— Assignment —
For each line of the data below that holds "partition", copy the line.

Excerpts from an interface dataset
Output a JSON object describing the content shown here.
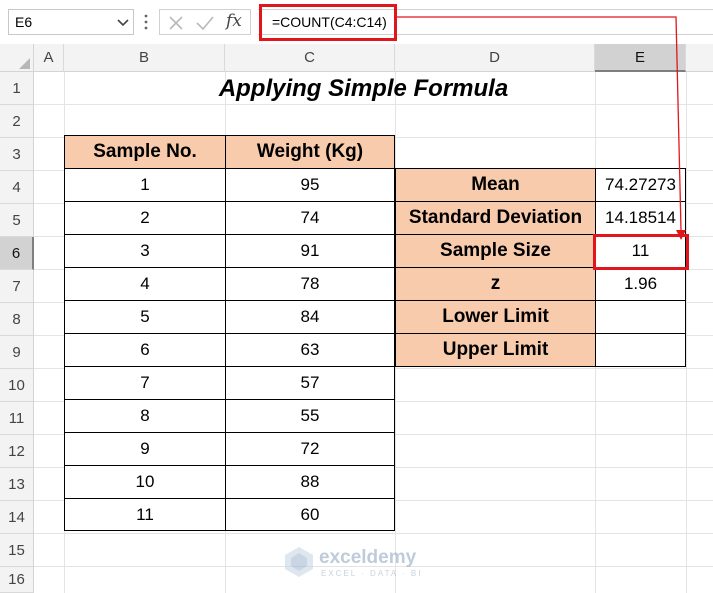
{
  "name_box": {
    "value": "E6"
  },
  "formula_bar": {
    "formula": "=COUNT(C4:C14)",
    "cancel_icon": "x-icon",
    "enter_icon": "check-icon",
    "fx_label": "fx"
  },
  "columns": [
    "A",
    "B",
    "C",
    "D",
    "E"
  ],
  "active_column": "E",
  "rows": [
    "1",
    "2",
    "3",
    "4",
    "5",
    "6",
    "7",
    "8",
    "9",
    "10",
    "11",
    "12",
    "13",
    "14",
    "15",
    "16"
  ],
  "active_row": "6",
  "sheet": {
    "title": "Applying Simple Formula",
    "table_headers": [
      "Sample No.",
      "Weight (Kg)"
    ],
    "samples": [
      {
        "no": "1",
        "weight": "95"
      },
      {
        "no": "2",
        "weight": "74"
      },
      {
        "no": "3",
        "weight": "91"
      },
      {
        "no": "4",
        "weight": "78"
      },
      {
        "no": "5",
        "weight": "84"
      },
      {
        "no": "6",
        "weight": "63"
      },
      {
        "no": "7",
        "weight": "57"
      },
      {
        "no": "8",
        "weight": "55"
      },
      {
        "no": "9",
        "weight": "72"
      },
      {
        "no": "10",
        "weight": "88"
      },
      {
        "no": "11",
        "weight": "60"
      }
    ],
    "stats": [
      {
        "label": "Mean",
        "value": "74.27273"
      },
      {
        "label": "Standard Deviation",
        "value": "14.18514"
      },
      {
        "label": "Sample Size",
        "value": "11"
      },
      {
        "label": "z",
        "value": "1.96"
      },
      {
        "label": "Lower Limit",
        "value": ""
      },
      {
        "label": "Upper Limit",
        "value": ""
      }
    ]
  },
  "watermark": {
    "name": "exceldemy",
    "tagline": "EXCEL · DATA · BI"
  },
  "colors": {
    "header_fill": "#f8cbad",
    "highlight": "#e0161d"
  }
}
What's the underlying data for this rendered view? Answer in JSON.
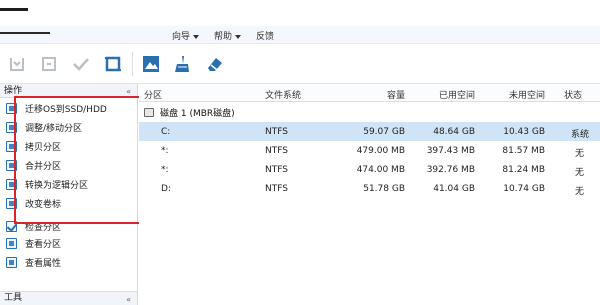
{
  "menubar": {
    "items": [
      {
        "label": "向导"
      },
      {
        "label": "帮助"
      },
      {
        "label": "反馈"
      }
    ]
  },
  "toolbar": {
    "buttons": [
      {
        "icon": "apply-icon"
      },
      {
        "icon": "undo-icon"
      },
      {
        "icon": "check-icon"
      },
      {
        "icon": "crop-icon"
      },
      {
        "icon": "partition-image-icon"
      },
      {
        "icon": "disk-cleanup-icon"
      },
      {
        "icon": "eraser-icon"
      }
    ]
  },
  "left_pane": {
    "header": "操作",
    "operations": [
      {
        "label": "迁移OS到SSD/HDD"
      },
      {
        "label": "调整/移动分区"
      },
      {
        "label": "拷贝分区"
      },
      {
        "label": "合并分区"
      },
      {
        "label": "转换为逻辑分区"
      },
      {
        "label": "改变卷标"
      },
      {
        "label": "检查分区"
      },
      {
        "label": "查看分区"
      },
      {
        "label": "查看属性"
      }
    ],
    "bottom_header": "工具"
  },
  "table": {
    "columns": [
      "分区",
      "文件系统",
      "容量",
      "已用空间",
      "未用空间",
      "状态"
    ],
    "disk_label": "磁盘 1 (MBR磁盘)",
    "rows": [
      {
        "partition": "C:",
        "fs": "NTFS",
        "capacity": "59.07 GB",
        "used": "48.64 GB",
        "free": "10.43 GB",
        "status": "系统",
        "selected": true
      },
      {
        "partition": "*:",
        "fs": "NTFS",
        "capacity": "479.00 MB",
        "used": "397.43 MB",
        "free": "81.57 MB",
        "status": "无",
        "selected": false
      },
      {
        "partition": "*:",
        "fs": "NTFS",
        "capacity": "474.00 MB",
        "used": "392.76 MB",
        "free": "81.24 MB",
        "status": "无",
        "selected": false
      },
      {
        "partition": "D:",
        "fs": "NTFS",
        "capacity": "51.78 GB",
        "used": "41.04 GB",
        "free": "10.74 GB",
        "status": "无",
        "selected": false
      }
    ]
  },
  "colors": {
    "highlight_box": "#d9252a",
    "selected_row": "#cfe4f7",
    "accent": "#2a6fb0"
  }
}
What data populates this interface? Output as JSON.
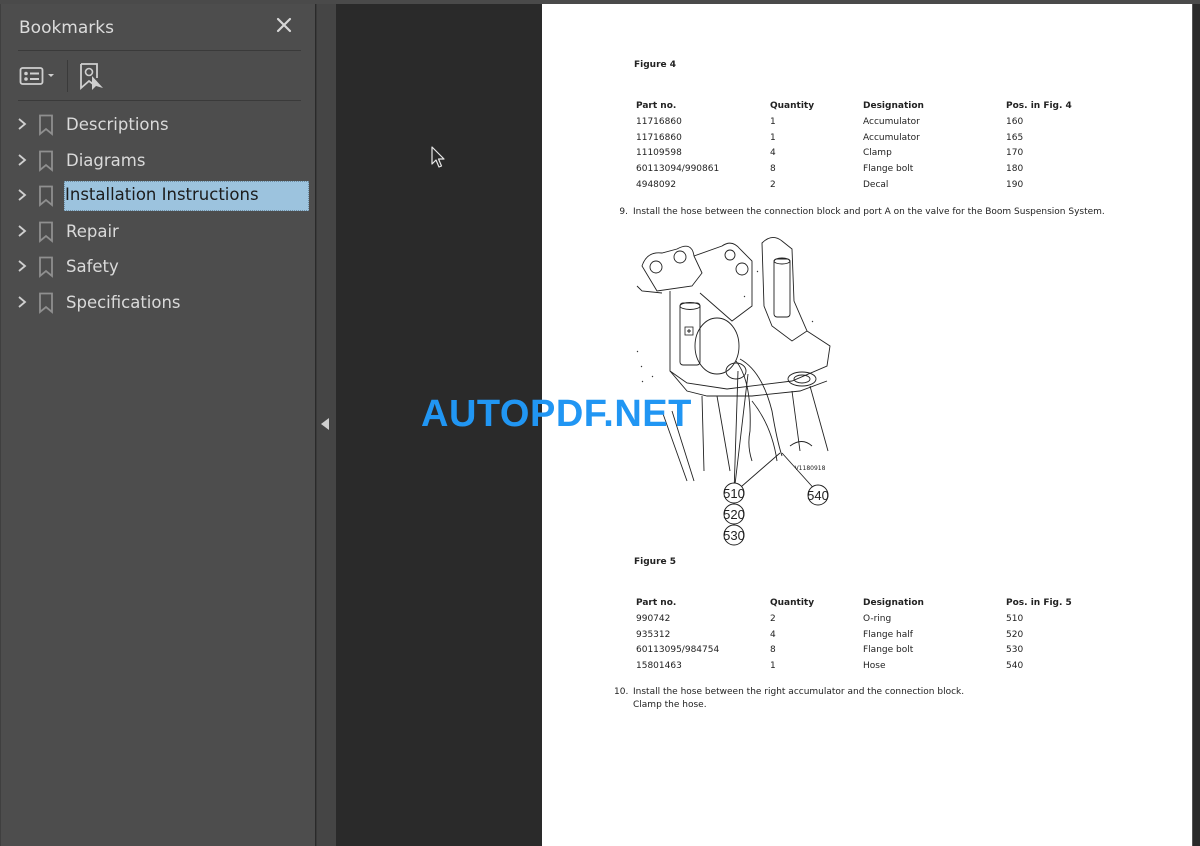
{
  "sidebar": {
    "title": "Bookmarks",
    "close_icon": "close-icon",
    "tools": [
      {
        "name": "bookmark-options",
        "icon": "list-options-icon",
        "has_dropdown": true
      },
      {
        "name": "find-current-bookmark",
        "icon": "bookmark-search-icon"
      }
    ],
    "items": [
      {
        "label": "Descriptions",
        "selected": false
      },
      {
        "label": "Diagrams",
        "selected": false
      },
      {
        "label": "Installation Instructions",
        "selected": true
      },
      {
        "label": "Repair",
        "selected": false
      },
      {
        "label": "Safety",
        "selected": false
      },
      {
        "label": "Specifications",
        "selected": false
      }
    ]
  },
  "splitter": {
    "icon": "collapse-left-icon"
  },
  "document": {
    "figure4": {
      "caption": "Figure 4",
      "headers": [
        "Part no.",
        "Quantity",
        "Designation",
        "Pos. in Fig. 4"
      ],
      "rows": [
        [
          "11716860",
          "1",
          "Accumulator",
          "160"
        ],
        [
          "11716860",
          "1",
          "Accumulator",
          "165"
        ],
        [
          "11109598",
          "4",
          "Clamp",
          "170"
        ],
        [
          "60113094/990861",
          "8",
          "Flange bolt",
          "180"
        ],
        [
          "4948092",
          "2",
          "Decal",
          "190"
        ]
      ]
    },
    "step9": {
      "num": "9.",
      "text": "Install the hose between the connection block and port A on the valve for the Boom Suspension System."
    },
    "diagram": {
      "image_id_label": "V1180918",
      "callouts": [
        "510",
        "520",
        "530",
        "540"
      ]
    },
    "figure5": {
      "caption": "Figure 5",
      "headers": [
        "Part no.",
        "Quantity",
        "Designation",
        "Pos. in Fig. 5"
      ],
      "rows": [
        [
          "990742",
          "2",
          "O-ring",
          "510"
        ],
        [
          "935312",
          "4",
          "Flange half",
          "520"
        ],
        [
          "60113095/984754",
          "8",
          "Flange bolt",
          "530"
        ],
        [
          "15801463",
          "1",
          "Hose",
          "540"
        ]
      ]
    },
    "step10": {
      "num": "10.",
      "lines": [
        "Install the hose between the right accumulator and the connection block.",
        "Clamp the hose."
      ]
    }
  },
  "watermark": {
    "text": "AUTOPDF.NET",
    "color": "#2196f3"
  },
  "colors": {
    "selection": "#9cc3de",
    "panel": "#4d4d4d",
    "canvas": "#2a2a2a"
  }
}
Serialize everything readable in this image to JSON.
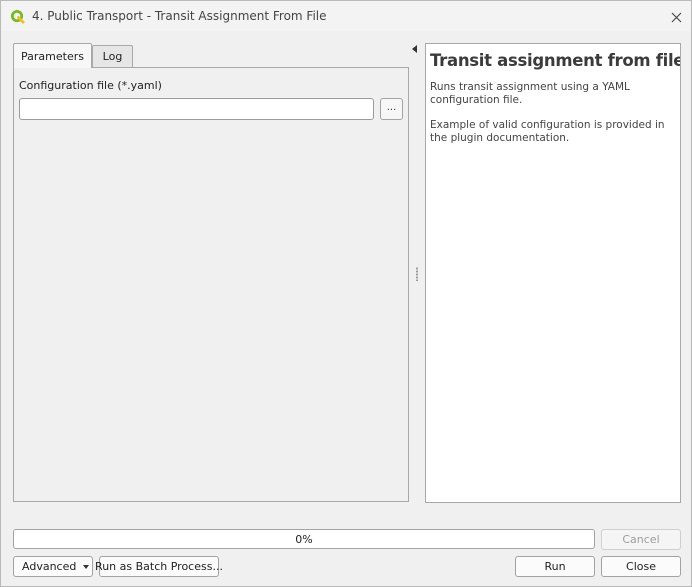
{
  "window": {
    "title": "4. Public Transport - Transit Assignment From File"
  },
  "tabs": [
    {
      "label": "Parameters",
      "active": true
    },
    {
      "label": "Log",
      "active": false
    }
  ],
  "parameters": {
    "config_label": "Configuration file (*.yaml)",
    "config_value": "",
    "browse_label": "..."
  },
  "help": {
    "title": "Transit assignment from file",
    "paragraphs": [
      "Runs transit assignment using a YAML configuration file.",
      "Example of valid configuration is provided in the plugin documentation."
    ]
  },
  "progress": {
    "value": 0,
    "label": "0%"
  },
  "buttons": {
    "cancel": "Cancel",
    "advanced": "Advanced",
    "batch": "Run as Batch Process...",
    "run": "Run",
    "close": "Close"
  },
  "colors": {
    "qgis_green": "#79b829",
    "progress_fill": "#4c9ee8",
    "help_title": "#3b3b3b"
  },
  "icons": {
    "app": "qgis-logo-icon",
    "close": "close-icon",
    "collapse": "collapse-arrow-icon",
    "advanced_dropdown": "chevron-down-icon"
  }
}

— Output below —
        "icon": "partition-image-icon"
        "partition": "C:",
        "partition": "*:",
        "partition": "*:",
        "partition": "D:",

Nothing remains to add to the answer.